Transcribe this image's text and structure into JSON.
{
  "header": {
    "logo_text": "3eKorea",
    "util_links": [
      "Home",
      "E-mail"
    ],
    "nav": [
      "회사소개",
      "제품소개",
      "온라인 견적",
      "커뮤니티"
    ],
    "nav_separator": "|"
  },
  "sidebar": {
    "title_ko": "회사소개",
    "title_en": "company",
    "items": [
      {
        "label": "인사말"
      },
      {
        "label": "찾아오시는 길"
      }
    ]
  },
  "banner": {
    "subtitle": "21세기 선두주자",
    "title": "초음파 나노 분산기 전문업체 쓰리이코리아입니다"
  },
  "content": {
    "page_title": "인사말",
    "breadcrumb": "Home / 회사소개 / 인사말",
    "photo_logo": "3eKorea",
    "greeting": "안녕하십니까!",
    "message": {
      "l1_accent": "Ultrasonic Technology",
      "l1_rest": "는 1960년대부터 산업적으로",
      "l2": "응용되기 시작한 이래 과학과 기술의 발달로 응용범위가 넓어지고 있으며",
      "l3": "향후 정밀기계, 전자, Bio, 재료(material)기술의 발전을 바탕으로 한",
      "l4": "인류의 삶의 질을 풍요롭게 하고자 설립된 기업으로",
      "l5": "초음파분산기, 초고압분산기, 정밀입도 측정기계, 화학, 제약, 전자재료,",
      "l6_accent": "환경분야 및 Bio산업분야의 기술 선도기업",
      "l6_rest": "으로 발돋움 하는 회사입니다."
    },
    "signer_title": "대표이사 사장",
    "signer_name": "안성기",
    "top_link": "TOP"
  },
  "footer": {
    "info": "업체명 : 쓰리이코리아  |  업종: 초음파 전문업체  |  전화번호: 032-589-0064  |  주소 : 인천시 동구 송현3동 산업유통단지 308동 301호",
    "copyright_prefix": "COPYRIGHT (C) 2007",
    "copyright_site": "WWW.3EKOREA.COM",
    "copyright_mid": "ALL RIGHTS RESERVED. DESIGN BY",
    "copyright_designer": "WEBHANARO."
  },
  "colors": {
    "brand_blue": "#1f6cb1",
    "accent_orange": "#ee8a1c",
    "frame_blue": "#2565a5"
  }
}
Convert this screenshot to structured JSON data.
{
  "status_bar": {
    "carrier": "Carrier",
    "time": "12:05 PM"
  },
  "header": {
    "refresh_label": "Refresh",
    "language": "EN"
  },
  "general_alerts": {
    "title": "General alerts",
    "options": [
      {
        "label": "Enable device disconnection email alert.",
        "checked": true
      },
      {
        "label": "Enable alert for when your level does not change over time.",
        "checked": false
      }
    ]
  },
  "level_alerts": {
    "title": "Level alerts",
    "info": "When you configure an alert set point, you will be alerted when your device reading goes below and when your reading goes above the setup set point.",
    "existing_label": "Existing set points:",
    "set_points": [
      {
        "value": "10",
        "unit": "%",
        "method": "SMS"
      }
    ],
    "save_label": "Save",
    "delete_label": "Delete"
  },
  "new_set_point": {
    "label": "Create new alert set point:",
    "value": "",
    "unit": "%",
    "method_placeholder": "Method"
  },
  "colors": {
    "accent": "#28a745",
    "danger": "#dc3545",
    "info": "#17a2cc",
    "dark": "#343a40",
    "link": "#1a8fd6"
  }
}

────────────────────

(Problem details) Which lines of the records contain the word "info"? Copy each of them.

(Exercise solution)
    "info": "업체명 : 쓰리이코리아  |  업종: 초음파 전문업체  |  전화번호: 032-589-0064  |  주소 : 인천시 동구 송현3동 산업유통단지 308동 301호",
    "info": "When you configure an alert set point, you will be alerted when your device reading goes below and when your reading goes above the setup set point.",
    "info": "#17a2cc",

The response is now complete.